Anyhow, never got the Phoenix, but 3 years later my parents moved to central Texas, and had a fender bender on their ’78 Chevy Caprice Classic wagon which my Dad didn’t want to get fixed (he should have as it turned out…his next car was a new ’84 Pontiac Sunbird, which turned out to be the worst car he ever owned…went through 2 engines in 5 years (despite being dealer maintained per the service book)…went to junkyard by early 1989). Hard to imagine the Citation (or the Phoenix) being worse.
One odd thing, guess these were bigger than the Sunbird, which only offered the 4 cylinder engine (which was the big problem on his car). Of course the Cimarron eventually offered the 6, which the lesser makes never did on this platform.
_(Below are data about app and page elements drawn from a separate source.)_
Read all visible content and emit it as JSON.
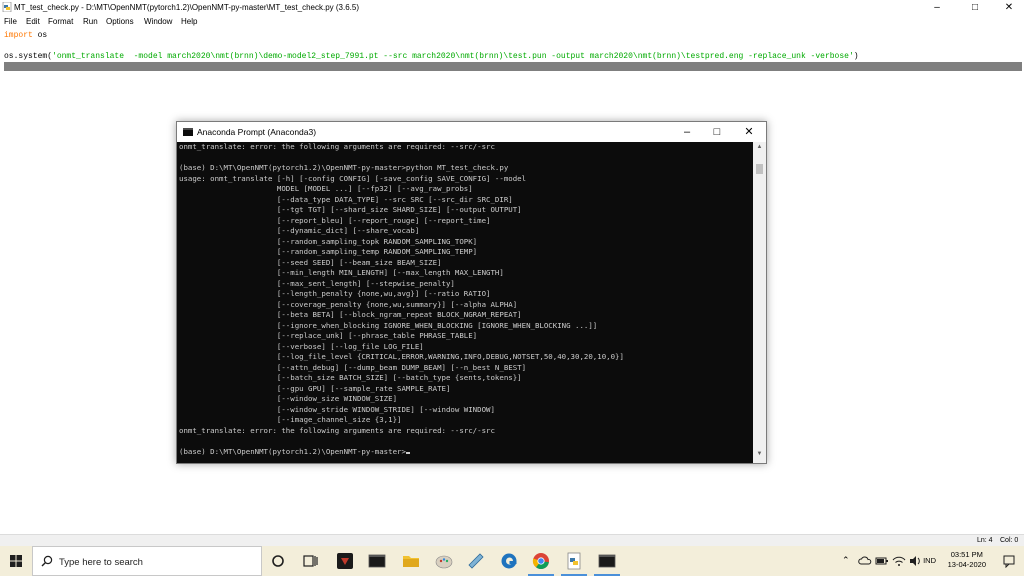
{
  "idle": {
    "title": "MT_test_check.py - D:\\MT\\OpenNMT(pytorch1.2)\\OpenNMT-py-master\\MT_test_check.py (3.6.5)",
    "menu": [
      "File",
      "Edit",
      "Format",
      "Run",
      "Options",
      "Window",
      "Help"
    ],
    "code": {
      "line1_kw": "import",
      "line1_rest": " os",
      "line3_prefix": "os.system(",
      "line3_string": "'onmt_translate  -model march2020\\nmt(brnn)\\demo-model2_step_7991.pt --src march2020\\nmt(brnn)\\test.pun -output march2020\\nmt(brnn)\\testpred.eng -replace_unk -verbose'",
      "line3_suffix": ")"
    },
    "status": {
      "line": "Ln: 4",
      "col": "Col: 0"
    }
  },
  "anaconda": {
    "title": "Anaconda Prompt (Anaconda3)",
    "lines": [
      "onmt_translate: error: the following arguments are required: --src/-src",
      "",
      "(base) D:\\MT\\OpenNMT(pytorch1.2)\\OpenNMT-py-master>python MT_test_check.py",
      "usage: onmt_translate [-h] [-config CONFIG] [-save_config SAVE_CONFIG] --model",
      "                      MODEL [MODEL ...] [--fp32] [--avg_raw_probs]",
      "                      [--data_type DATA_TYPE] --src SRC [--src_dir SRC_DIR]",
      "                      [--tgt TGT] [--shard_size SHARD_SIZE] [--output OUTPUT]",
      "                      [--report_bleu] [--report_rouge] [--report_time]",
      "                      [--dynamic_dict] [--share_vocab]",
      "                      [--random_sampling_topk RANDOM_SAMPLING_TOPK]",
      "                      [--random_sampling_temp RANDOM_SAMPLING_TEMP]",
      "                      [--seed SEED] [--beam_size BEAM_SIZE]",
      "                      [--min_length MIN_LENGTH] [--max_length MAX_LENGTH]",
      "                      [--max_sent_length] [--stepwise_penalty]",
      "                      [--length_penalty {none,wu,avg}] [--ratio RATIO]",
      "                      [--coverage_penalty {none,wu,summary}] [--alpha ALPHA]",
      "                      [--beta BETA] [--block_ngram_repeat BLOCK_NGRAM_REPEAT]",
      "                      [--ignore_when_blocking IGNORE_WHEN_BLOCKING [IGNORE_WHEN_BLOCKING ...]]",
      "                      [--replace_unk] [--phrase_table PHRASE_TABLE]",
      "                      [--verbose] [--log_file LOG_FILE]",
      "                      [--log_file_level {CRITICAL,ERROR,WARNING,INFO,DEBUG,NOTSET,50,40,30,20,10,0}]",
      "                      [--attn_debug] [--dump_beam DUMP_BEAM] [--n_best N_BEST]",
      "                      [--batch_size BATCH_SIZE] [--batch_type {sents,tokens}]",
      "                      [--gpu GPU] [--sample_rate SAMPLE_RATE]",
      "                      [--window_size WINDOW_SIZE]",
      "                      [--window_stride WINDOW_STRIDE] [--window WINDOW]",
      "                      [--image_channel_size {3,1}]",
      "onmt_translate: error: the following arguments are required: --src/-src",
      "",
      "(base) D:\\MT\\OpenNMT(pytorch1.2)\\OpenNMT-py-master>"
    ]
  },
  "taskbar": {
    "search_placeholder": "Type here to search",
    "tray_lang": "IND",
    "time": "03:51 PM",
    "date": "13-04-2020"
  },
  "colors": {
    "keyword": "#ff7700",
    "string": "#00aa00",
    "console_bg": "#0c0c0c",
    "console_fg": "#cccccc",
    "taskbar_bg": "#f3eeda"
  }
}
Got me wondering why even the Citation had an optional 6, whereas the Pontiac Sunbird (and I think even Olds and Buick only had the 4 on the Firenza and Skyhawk). So the only way to avoid the 4 was to buy a later Cimarron or else pony up and get one of these X body cars which all offered the 6. The 2.0 litre on the Sunbird might have been a sample defect, it lost its timing belt in less than 500 miles from new)…but even the replacement engine (replaced under warranty) was terrible, it threw a rod before the car had 80k miles on it (which would have been around 40k miles on that 2nd engine).
My Dad did eventually come back to GM for his last 2 cars (Chevy Impala, my sister owns the last one he bought still) but after the Sunbird, he bought a series of Mercuries and Dodges before getting the Impalas (also bought new). My other sister wasn’t so forgiving, she had taken over the Sunbird after it was deemed too unreliable by my Dad, but after it went to the junkyard she ended up buying a string of Japanese cars, never buying an American car (she passed away in 2008…sometimes I wonder what she’d be driving now had she lived).
I have seen later Cavaliers with the 2.8 V6.